**About this exercise**
Keep each line of the material that includes "None", and leave out the rest.

########

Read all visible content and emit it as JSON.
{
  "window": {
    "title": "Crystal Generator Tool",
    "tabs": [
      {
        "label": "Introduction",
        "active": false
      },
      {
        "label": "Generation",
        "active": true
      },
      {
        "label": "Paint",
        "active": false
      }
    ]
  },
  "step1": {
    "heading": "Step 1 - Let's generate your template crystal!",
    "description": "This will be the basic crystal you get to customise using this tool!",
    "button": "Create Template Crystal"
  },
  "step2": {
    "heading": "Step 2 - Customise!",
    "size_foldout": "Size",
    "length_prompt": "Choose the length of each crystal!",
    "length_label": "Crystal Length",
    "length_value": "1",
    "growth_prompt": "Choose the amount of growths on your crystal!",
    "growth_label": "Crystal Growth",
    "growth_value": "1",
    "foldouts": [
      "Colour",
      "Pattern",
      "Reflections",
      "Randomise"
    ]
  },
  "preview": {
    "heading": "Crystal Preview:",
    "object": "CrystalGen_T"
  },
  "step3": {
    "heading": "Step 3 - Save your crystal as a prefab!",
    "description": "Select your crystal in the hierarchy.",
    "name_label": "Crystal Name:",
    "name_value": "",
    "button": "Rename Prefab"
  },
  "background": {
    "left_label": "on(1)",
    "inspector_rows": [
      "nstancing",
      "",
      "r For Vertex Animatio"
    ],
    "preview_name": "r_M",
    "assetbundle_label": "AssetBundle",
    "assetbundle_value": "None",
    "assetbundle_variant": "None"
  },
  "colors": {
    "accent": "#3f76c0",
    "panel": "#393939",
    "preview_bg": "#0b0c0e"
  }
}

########

**Answer**
    "assetbundle_value": "None",
    "assetbundle_variant": "None"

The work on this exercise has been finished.